Shopper Insights at the Synapse

Neural marketing or neuromarketing is an emerging practice of scanning the brain of focus group members as they watch advertisements or images and slogans to understand their propensity to buy.  Without going further, what you imagine in your mind’s eye (no pun intended) is what happens: a bunch of folks hooked up to electrodes watching movies on a big screen with some white-lab-coated scientists scurrying around (and likely some marketers watching behind a two-way mirror).  While the concept gained ground in the early 2000’s, neural marketing is hitting the mainstream with the publication of the first handbook on the topic, Buyology by Martin Lindstrom.  While the book has received some poor reviews, the first mainstream book of a new movement or technique is not expected to be especially good—others like The One to One Future by Peppers and Rogers or Clicking by Faith Popcorn weren’t accused of being perfectly written–we all can’t be Gladwell or Vollmann.  Whitepapers and blogs abound, but the real story here is what happens in the future.  Today, neural marketing is expensive.  And the data is very hard to collect, manage and analyze.  A full brain scan for a few seconds might represent 10 gigabytes of data.  One could imagine collecting a terabyte of data from one subject for a pair of single television commercials.  Then to get an n of 20 for both the control and experimental groups would represent 40 terabytes of data.  For a single experiment.  Fortunately, innovation and price decreases continue for systems that can handle the loading throughput, storage and mining of data of this size—it was previously cost prohibitive with typical database and hardware configurations.  However, it will be some time before this is available at any kind of non-stellar cost.  One problem is that medicine is driving deeper into specificity and speed—which creates more data.  Older techniques like echo-planar imaging sequences led us down to microsecond recording times of tiny micron-length parts of the brain.  They have one subject at a time (the patient), and want to take a single picture and review it.  As you can imagine, any computer wants to print out the image and immediately get rid of that enormous data file.  Marketers, on the other hand, want to do something more akin to taking a video–think sleep lab.  Marketing, on the other hand, wants less data, more aggregation, and most importantly, an objective way to score the scan numerically rather than visual comparison that comes out of the medical tradition.

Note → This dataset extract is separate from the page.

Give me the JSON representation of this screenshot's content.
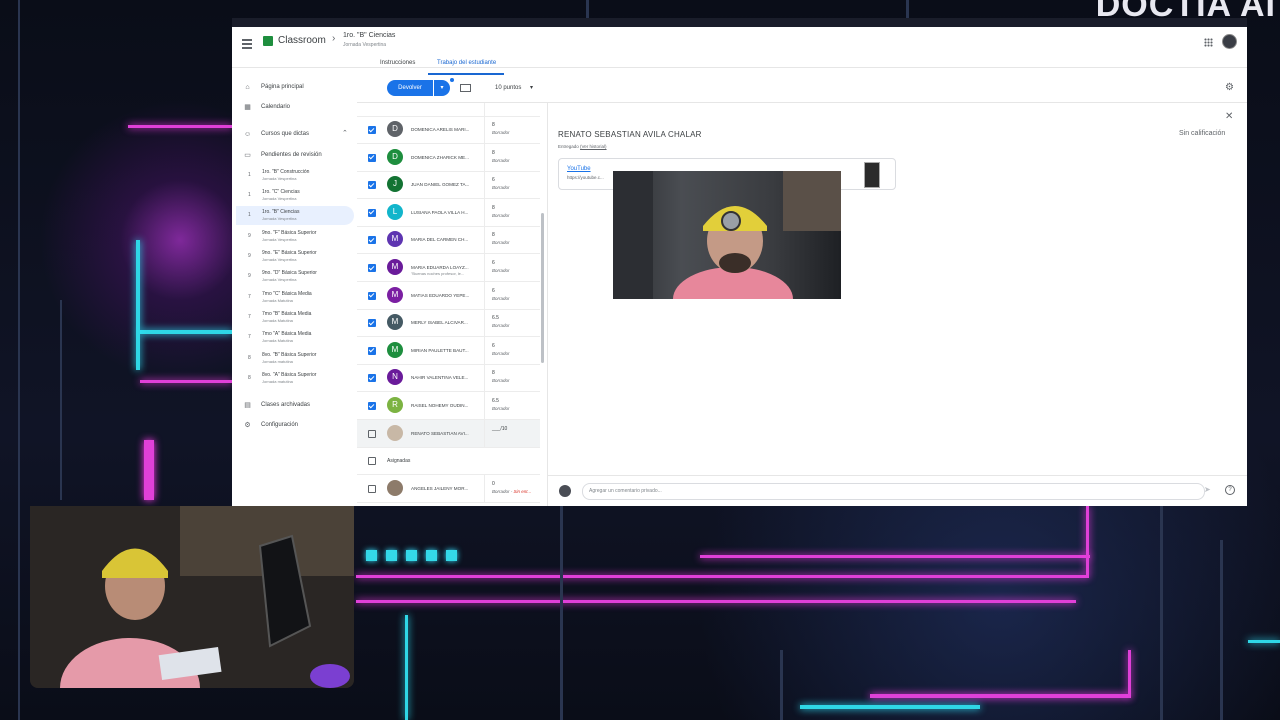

So is this going to be real?  Nestle was reported in 2008 to be noodling around a step away from the brain on its way to replicating the nose and brain of its taste testers.  And Microsoft thinks so—they patented an approach to measuring reactions to graphical user interfaces from focus group members.